At the same moment, we learned that Raphael Warnock and Jon Ossoff won their Georgia run-off election by defeating their incumbent Republican senators. These two new Democrats in Washington mean that the Senate, House, and the peoples’ White House will be favored by Democrats for at least four more years. The Georgia election results are far more important for our future than the violent, illegal and temporarily damaging actions of the Domestic Juvenile Terrorists. 

The highly contested elections in Georgia cemented a victory for Civil Rights that has a long non-violent history in Georgia. Between 1950 and 1963, the NAACP, SNCC (Student Non-violent Coordinating Committee), SCLC (Southern Christian Leadership Conference),and many other groups, including progressive  Jewish and Christian efforts, worked tirelessly to legally overcome the vestiges of slavery and Jim Crow in all of the USA. In Georgia, the southern city of Albany was the focus of SNCC’s activities in 1961. Title I of the 1964 Civil Rights Act barred unequal application of state voter registration requirements for federal elections which increased support for groups working for voting rights everywhere—including Albany, Georgia. 

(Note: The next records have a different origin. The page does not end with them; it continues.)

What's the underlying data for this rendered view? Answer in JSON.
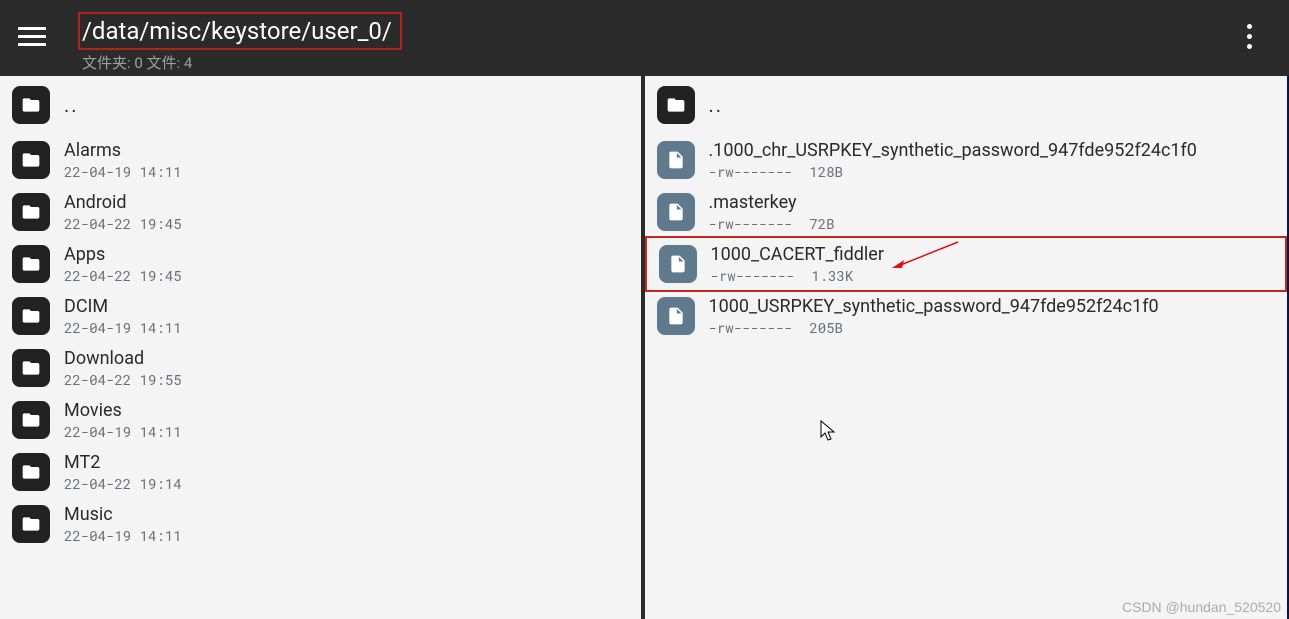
{
  "header": {
    "path": "/data/misc/keystore/user_0/",
    "subtitle": "文件夹: 0  文件: 4"
  },
  "panes": {
    "left": {
      "up_label": "..",
      "items": [
        {
          "name": "Alarms",
          "meta": "22-04-19 14:11"
        },
        {
          "name": "Android",
          "meta": "22-04-22 19:45"
        },
        {
          "name": "Apps",
          "meta": "22-04-22 19:45"
        },
        {
          "name": "DCIM",
          "meta": "22-04-19 14:11"
        },
        {
          "name": "Download",
          "meta": "22-04-22 19:55"
        },
        {
          "name": "Movies",
          "meta": "22-04-19 14:11"
        },
        {
          "name": "MT2",
          "meta": "22-04-22 19:14"
        },
        {
          "name": "Music",
          "meta": "22-04-19 14:11"
        }
      ]
    },
    "right": {
      "up_label": "..",
      "items": [
        {
          "name": ".1000_chr_USRPKEY_synthetic_password_947fde952f24c1f0",
          "perm": "-rw-------",
          "size": "128B",
          "highlight": false
        },
        {
          "name": ".masterkey",
          "perm": "-rw-------",
          "size": "72B",
          "highlight": false
        },
        {
          "name": "1000_CACERT_fiddler",
          "perm": "-rw-------",
          "size": "1.33K",
          "highlight": true
        },
        {
          "name": "1000_USRPKEY_synthetic_password_947fde952f24c1f0",
          "perm": "-rw-------",
          "size": "205B",
          "highlight": false
        }
      ]
    }
  },
  "watermark": "CSDN @hundan_520520"
}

In the summer of 1966, Albany was where many more groups joined in coordinating the registering of Black citizens who wanted to vote. The Southern Students Organizing Committee (SSOC—mostly White), the University Christian Movement,* and some others joined in supporting SCLC and SNCC who had been supporting local black groups, some eager to vote and others refusing, especially if they worked for white businesses or lived in white-owned homes. To many Whites in Albany, all these “outside agitating” groups “were Communists.” Most Whites were polite, even if opposing the voting project. The police were under orders to protect outside groups and they did. Many of the meetings were held in churches including some hymn-singing –“What a Friend We Have in Jesus.” 

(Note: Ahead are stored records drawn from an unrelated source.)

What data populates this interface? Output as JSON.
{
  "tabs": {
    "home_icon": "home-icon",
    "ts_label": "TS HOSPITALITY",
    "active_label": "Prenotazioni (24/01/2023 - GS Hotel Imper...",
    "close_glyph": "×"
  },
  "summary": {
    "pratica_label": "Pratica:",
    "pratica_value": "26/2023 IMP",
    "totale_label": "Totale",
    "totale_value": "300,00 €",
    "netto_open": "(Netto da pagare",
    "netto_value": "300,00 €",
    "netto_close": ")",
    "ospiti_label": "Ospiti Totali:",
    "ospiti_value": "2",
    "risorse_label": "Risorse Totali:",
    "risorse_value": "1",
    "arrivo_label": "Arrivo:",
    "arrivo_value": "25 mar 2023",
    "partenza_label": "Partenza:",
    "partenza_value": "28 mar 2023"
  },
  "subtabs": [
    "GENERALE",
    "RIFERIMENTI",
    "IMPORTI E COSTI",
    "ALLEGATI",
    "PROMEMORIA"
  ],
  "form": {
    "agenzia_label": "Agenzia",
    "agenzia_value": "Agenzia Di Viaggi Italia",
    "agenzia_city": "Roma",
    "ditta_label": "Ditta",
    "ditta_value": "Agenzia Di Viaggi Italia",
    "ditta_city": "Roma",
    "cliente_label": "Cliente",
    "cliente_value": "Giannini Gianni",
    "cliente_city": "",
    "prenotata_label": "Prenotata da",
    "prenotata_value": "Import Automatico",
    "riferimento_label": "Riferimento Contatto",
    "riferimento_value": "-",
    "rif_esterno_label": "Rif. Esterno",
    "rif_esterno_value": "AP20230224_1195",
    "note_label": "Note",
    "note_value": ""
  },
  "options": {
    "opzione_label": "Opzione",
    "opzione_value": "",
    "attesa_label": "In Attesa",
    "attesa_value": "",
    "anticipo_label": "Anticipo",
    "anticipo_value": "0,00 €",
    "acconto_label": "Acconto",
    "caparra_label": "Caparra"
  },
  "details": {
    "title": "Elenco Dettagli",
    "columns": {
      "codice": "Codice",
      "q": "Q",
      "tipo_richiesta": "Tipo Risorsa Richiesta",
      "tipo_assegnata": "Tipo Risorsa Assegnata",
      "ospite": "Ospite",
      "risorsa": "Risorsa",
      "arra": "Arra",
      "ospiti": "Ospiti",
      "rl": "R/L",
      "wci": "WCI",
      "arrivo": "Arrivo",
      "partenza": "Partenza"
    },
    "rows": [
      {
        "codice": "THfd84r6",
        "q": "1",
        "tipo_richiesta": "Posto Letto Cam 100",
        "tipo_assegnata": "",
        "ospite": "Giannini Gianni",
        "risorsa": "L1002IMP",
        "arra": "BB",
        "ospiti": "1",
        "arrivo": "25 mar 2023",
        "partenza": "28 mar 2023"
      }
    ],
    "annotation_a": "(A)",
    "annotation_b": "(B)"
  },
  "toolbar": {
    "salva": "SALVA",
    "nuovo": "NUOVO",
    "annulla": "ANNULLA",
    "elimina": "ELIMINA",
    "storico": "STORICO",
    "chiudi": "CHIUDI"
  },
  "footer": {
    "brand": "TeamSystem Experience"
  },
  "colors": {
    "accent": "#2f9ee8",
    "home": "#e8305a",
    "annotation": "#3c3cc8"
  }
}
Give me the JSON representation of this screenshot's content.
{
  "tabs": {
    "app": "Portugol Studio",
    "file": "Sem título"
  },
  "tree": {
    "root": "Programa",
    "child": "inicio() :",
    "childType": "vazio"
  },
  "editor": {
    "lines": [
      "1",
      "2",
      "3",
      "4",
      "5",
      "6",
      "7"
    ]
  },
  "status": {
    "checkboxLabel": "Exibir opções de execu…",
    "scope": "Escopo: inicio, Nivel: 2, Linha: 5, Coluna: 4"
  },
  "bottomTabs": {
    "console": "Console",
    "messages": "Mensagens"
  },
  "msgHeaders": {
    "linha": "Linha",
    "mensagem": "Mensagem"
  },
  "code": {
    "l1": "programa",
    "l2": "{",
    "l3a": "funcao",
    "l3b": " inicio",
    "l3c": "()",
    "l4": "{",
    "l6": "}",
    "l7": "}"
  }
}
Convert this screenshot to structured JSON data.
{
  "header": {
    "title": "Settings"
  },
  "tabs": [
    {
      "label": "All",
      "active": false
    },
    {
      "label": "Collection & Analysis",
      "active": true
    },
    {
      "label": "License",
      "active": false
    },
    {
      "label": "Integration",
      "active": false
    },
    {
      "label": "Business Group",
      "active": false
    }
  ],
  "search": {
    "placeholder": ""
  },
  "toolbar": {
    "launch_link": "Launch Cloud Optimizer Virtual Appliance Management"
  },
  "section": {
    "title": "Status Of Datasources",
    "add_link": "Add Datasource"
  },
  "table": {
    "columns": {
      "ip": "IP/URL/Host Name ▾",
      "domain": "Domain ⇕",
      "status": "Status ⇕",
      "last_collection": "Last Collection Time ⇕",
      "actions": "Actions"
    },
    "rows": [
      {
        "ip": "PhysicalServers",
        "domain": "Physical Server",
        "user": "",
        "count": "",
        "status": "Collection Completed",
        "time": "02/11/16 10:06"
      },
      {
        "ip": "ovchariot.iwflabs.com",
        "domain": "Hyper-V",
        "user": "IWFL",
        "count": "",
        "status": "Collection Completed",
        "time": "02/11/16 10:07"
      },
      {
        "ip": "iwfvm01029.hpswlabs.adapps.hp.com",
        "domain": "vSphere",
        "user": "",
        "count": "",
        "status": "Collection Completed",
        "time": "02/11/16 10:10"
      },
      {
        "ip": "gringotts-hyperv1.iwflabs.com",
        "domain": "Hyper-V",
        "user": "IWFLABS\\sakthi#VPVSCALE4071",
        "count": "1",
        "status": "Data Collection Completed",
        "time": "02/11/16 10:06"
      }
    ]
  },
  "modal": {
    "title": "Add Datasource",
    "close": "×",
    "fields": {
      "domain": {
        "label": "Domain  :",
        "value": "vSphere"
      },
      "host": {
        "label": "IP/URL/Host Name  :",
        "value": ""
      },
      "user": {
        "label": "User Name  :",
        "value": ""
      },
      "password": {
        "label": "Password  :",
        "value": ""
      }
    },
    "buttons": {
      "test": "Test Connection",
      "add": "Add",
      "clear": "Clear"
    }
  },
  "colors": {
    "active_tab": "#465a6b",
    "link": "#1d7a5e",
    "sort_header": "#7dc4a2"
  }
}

Given this reality sixty years ago, the major headline for our national news on January 6, 2021 is the Georgia run-off elections and the democratic progress in much of the USA. From the little we know about the Domestic Juvenile Terrorist attacks in DC, very few were from the south, and from TV news videos, black citizens involved were on the police forces.  Meanwhile, back in the Intensive Care Units of most major hospitals in the USA, the daily increase in COVID-19 cases remains the continuing national news headline! This pandemic will continue to dominate all our lives and the headlines long after the Domestic Juvenile Terrorists are subdued, and face equal justice under law.

  •  The University Christian Movement was the interfaith USA member of the World Student Christian Federation and worked with university students active in some major Protestant denominations: Presbyterian, Episcopal, Methodists, Lutheran, and more. I was representing the UCM as Field Staff Director in the summer of 1966.